/---

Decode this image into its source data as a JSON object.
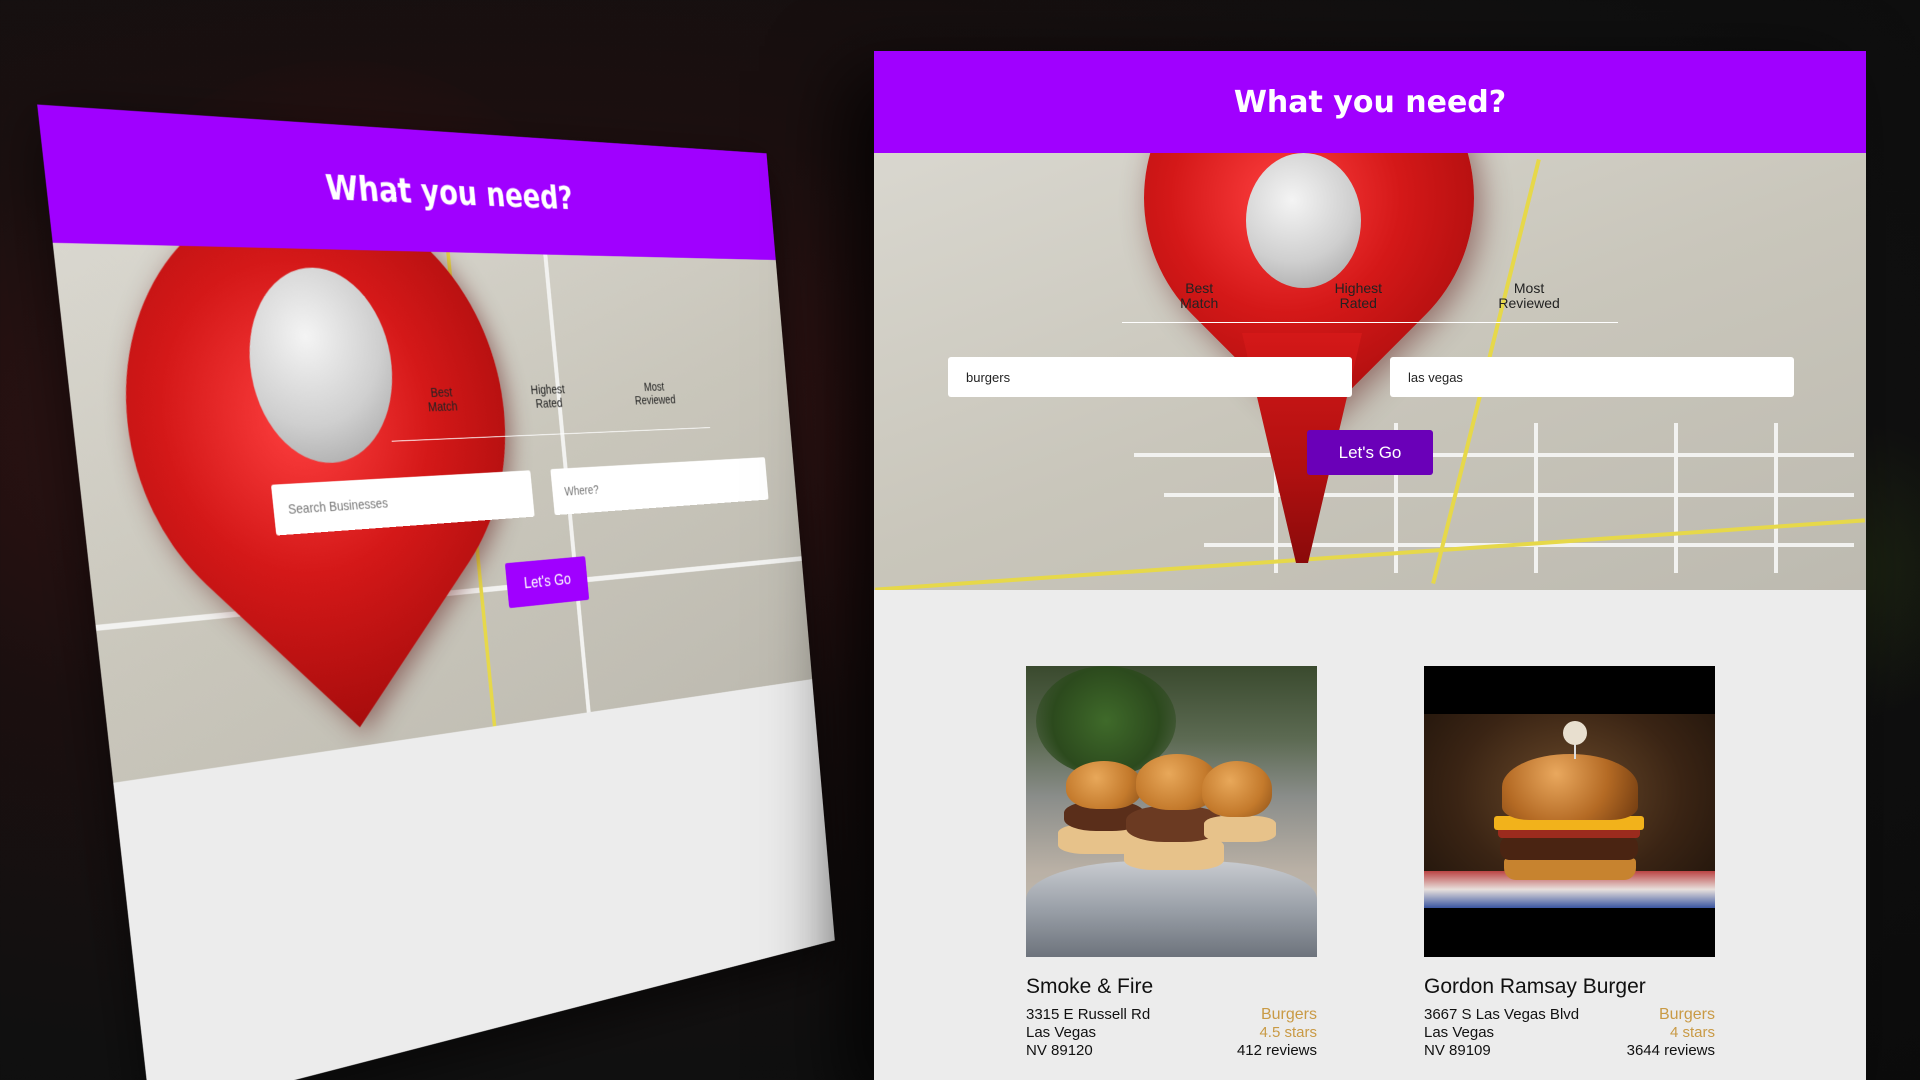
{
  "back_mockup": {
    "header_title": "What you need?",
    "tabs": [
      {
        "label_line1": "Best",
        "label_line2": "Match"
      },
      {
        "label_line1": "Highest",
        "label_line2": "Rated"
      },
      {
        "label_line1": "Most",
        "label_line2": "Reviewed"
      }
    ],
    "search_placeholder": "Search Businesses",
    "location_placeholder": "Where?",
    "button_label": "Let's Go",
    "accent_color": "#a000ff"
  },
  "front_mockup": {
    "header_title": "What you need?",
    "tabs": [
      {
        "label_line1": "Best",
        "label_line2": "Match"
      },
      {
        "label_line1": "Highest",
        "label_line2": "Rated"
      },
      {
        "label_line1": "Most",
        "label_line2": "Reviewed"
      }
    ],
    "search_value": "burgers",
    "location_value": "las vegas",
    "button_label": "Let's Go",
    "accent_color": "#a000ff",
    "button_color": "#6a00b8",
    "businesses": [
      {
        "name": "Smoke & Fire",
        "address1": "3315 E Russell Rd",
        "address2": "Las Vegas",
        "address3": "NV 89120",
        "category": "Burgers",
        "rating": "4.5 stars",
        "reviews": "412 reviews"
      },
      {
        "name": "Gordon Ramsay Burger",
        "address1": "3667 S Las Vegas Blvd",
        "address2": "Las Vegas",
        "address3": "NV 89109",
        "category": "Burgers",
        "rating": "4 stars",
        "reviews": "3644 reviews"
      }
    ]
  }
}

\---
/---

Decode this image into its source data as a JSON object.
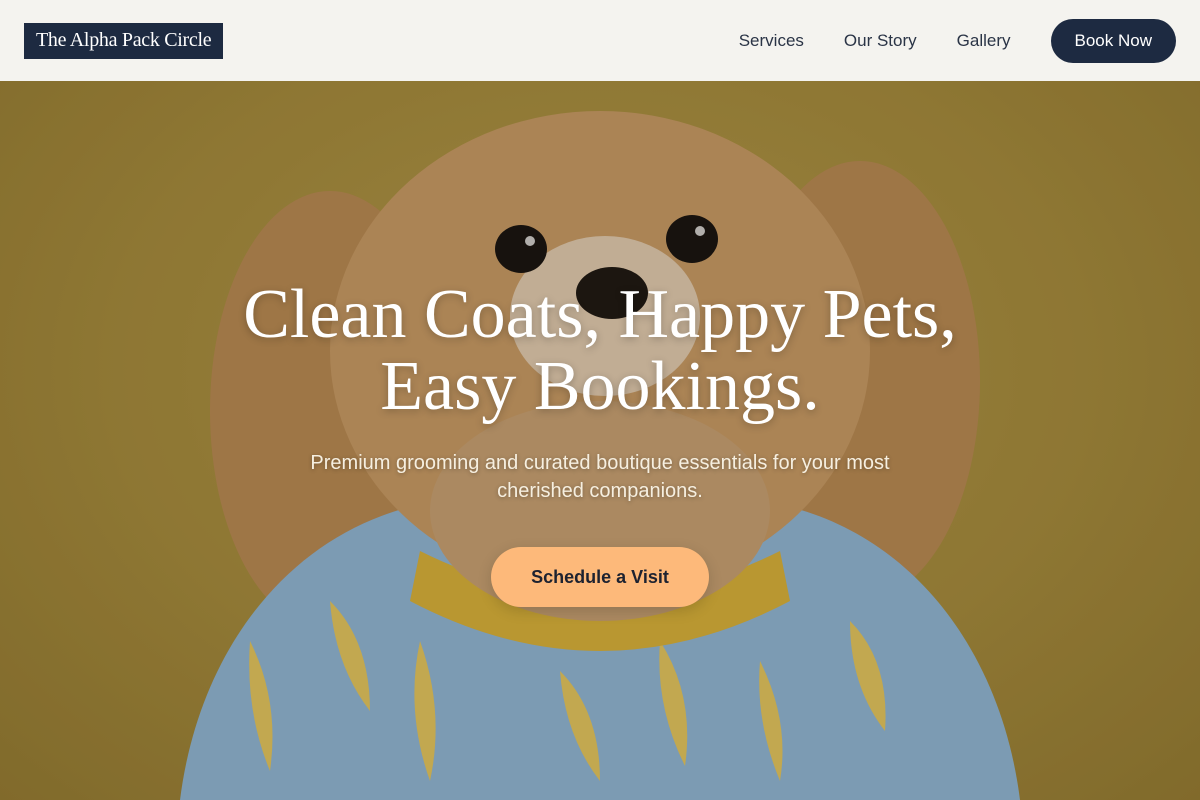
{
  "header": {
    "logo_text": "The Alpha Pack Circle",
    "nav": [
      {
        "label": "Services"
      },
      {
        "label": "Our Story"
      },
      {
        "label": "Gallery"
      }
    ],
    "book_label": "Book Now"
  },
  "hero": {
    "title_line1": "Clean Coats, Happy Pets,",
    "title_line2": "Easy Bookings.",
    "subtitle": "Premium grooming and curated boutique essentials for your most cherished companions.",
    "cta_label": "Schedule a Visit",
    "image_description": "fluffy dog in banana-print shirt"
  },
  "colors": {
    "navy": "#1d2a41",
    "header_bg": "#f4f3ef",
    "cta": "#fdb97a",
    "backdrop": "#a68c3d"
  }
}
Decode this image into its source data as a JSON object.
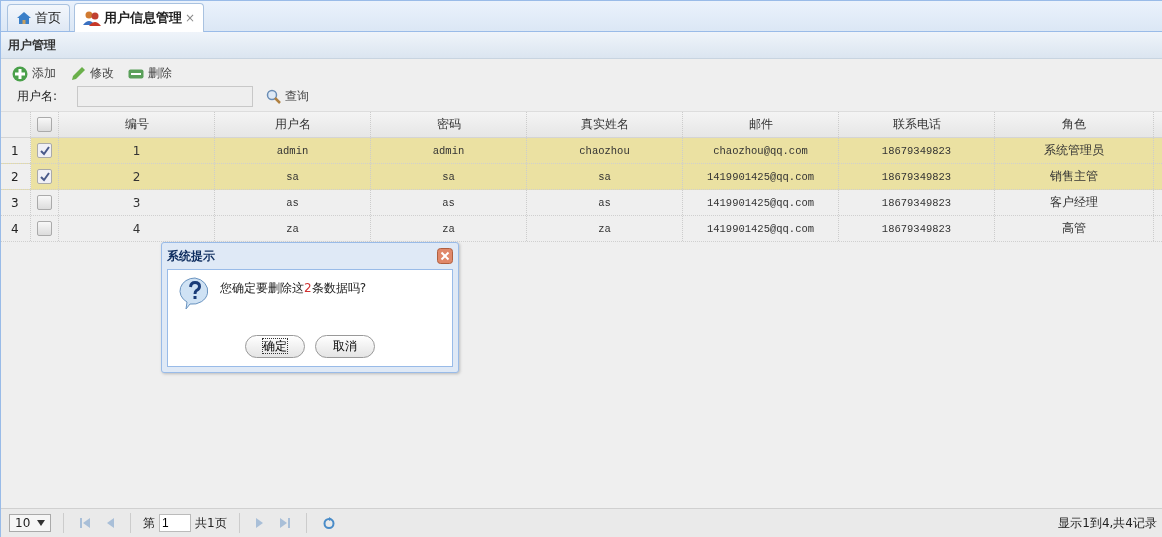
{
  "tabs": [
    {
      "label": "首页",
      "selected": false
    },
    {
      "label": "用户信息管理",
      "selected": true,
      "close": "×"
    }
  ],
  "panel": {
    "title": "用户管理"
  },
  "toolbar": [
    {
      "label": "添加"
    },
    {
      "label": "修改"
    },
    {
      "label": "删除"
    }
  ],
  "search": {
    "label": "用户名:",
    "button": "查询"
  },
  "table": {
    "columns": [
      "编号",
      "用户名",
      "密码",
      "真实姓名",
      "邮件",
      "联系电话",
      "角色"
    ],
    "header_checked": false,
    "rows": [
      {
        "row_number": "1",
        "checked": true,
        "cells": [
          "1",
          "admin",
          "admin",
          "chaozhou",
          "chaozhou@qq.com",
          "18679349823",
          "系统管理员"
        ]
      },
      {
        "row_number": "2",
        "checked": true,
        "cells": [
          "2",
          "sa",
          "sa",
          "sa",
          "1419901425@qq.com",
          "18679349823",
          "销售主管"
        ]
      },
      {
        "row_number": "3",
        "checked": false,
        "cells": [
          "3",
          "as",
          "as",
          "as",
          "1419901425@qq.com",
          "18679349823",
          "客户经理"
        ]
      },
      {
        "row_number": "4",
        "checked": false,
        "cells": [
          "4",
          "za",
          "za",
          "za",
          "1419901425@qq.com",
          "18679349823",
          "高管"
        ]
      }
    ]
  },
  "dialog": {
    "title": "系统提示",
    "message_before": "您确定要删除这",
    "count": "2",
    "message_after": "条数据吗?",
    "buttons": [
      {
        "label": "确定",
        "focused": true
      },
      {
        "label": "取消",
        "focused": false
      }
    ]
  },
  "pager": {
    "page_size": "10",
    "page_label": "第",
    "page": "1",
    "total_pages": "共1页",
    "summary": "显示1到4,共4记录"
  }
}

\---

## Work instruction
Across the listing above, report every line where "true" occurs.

## Answer for this exercise
      "selected": true,
        "checked": true,
        "checked": true,
        "focused": true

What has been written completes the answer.